Firstly, I work with a team of nine, where I’m just a pawn in a larger game. In relation to previous roles I have had, this is familiar territory; I have been part of similarly sized teams before. The real change is that we have very strong focus on methodology and collaboration, which hasn’t been a strong focus of previous teams, perhaps because we chose familiar methods, or — at times — didn’t think it was important. What is clear is that we’re using methods that are new to the majority of team members and this is a very interesting area (I’ll return to this in a moment).
There are a number of a prioris in the project: Koha, the FOSS library system; test-driven development and adapting the software we’re producing to use in the new Oslo public library, providing services for what looks like a cracking play at the public library game. To cover these in turn:

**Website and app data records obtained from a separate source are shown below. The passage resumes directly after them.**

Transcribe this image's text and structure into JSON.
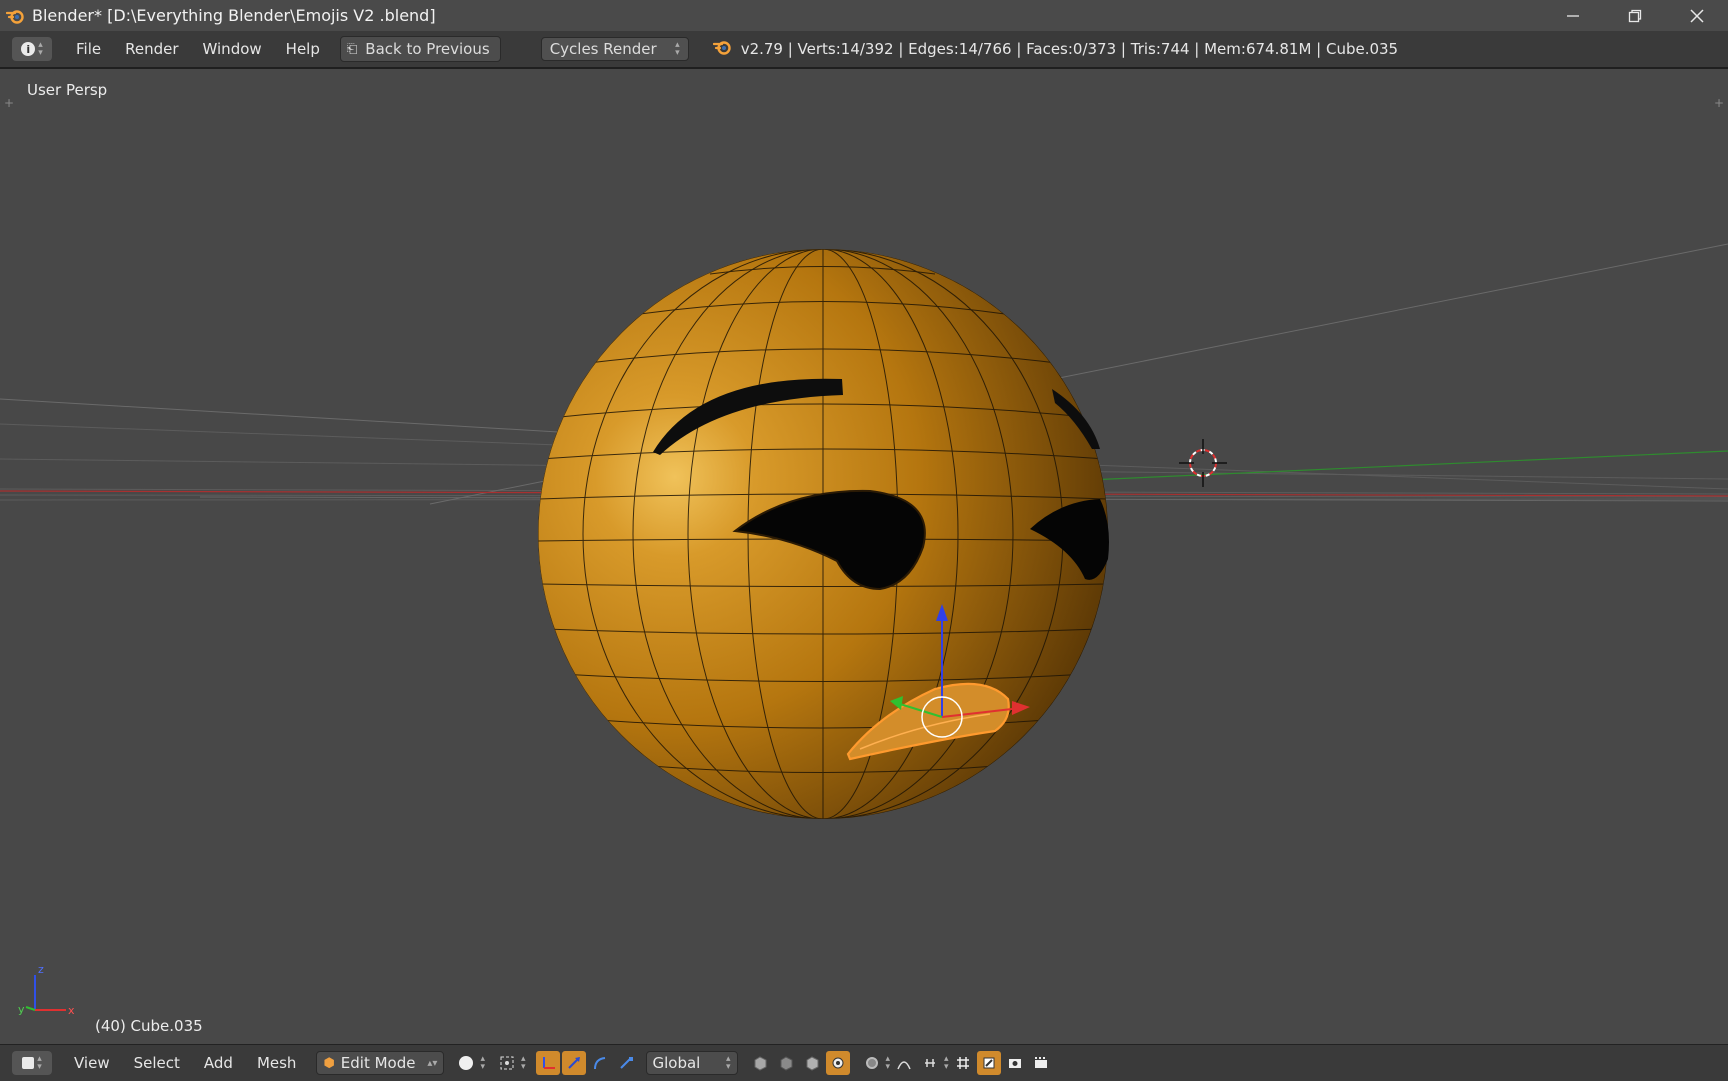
{
  "window": {
    "title": "Blender* [D:\\Everything Blender\\Emojis V2 .blend]",
    "controls": [
      "minimize-icon",
      "restore-icon",
      "close-icon"
    ]
  },
  "info_header": {
    "menus": [
      "File",
      "Render",
      "Window",
      "Help"
    ],
    "back_button": "Back to Previous",
    "render_engine": "Cycles Render",
    "stats": "v2.79 | Verts:14/392 | Edges:14/766 | Faces:0/373 | Tris:744 | Mem:674.81M | Cube.035"
  },
  "viewport": {
    "view_label": "User Persp",
    "object_label": "(40) Cube.035",
    "axis_labels": {
      "x": "x",
      "y": "y",
      "z": "z"
    },
    "colors": {
      "background": "#484848",
      "sphere": "#c98a1e",
      "sphere_dark": "#5e3a06",
      "wire": "#1a1206",
      "axis_x": "#d03030",
      "axis_y": "#2fb52f",
      "axis_z": "#2f4fe0",
      "selection": "#ff9a2e"
    }
  },
  "bottom_header": {
    "menus": [
      "View",
      "Select",
      "Add",
      "Mesh"
    ],
    "mode": "Edit Mode",
    "orientation": "Global"
  }
}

Koha is a perfectly serviceable library system, but it is still a library system; it is often rather odd and counter-intuitive (as well as downright stupid at times), but this is not the fault of Koha, it is a problem in every system in use in libraries. Processes can be changed and services improved, but these require a massive amount of re-thinking and re-tooling that it simply isn’t going to happen. Without a shadow of a doubt, there is so much broken in the way library systems work that it would be an interesting to start from scratch, however, the massive changes this would require of the institution and its staff would mean the project plan would slide out of view.
The project aims at 100% test coverage; it isn’t realistic to attempt 100% coverage, however, providing 100% tested artifacts is possible. To this end, we use both feature testing and unit testing for the software we develop in house. All development is driven by feature testing — behaviour-driven development — which ensures that the software we deploy is functionally specified and provided with automated tests. Test-driven development should be familiar to most people, but how test driven a project is varies. I’d say that this particular project is very test driven; we’re also practicing continuous delivery and aim for a devops approach that integrates all of the aspects of testing as a necessary part of the process of developing, deploying and maintaining software.

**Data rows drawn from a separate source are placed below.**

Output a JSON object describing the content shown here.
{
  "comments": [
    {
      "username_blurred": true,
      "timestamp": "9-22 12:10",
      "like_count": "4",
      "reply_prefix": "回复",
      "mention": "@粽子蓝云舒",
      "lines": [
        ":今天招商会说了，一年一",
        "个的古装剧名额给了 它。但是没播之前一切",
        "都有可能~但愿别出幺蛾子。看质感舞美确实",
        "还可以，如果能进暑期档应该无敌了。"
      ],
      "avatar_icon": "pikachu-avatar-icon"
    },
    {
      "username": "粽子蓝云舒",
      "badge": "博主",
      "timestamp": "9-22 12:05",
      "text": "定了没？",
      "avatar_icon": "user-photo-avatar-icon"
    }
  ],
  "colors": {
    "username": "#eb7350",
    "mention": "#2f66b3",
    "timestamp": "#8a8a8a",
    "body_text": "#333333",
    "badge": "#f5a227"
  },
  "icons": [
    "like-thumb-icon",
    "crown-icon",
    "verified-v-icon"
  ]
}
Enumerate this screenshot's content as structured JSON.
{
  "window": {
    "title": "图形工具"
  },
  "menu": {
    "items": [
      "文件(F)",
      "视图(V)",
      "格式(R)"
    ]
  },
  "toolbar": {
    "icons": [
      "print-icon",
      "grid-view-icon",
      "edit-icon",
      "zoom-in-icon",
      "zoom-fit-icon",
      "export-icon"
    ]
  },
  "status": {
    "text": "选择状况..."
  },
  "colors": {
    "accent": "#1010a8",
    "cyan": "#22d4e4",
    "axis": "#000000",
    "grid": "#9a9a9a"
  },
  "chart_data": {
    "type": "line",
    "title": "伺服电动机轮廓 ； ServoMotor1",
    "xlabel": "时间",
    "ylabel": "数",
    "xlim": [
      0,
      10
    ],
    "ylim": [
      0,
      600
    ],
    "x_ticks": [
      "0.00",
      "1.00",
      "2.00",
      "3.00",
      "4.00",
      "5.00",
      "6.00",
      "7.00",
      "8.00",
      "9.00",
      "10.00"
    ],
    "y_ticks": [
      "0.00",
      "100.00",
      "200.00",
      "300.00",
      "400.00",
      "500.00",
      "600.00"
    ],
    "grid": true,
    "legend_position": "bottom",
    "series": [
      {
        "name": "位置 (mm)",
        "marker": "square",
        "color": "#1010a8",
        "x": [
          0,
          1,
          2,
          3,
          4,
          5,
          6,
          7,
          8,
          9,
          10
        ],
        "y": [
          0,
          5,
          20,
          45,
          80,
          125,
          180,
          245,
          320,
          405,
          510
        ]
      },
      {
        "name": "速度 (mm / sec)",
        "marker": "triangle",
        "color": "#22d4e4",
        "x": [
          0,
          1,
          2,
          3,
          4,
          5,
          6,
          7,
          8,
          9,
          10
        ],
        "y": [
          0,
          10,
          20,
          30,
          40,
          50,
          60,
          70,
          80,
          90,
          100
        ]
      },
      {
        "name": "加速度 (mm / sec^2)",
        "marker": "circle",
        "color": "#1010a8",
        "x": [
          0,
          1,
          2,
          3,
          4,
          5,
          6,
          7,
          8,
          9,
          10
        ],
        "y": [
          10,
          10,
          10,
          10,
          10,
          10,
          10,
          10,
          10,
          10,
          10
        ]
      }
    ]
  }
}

Services are thus defined as features that form a specification that can be easily programmed. We’re aiming for functionality that grows incrementally; because of this there is no design up front except the features we’re working on in the current project iteration. It is interesting that there is a real struggle among team members (myself included) to accept the slow pace of building up the necessary framework to hold these — at times very complex — concepts in place; I take this as a very good sign as we’re all raring to get on with things.
We’re lucky in having very strong team members in the various domains that we’re working within; Oslo public library has over time built up a strong internal team with expertise in all aspects of deploying and managing new technologies built upon library systems in the public library space. The team is completed with external consultants (myself included) with expertise in project management, software development processes, semantic web technologies, library systems and general software development.

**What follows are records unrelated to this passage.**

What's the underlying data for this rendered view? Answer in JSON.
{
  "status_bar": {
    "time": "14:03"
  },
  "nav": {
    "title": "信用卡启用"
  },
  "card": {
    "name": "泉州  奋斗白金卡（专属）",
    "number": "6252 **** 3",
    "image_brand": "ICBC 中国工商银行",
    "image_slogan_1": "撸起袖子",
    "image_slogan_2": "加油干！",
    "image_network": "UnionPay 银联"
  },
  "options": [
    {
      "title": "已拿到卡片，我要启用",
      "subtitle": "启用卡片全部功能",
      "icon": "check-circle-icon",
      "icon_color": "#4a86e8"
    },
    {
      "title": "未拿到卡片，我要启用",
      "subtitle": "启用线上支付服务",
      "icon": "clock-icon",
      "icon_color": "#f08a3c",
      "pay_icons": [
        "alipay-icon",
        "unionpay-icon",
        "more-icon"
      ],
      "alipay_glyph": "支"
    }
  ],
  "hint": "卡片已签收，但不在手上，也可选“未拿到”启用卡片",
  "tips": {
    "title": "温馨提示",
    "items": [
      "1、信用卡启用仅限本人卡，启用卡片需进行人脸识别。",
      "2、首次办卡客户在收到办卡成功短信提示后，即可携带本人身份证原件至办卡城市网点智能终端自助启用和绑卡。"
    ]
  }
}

As we’re working within an existing institutional framework with pre-existing expertise, we’re using various technologies that are already deployed at Oslo public library. The nature of this expertise and devops approach has lead to a highly heterogeneous environment that I’m still not entirely comfortable with yet. I see that there is a great benefit in tools that are familiar for the other members in the team and I see how the choices we have made in specific instances are good choices, nevertheless I’m reminded of the long and painful process of getting to grips with JEE. Fortunately, I also see an end to this and feel far less at sea than I did a month ago.
One thing that I can really say that I am enjoying is getting back to pair programming, which is the best way to work as you’re able to do extraordinary things with two brains working in unison and you build strong relationships in this way. And the people I’m working with are pretty damned good…and also accept most of my weirdness 😉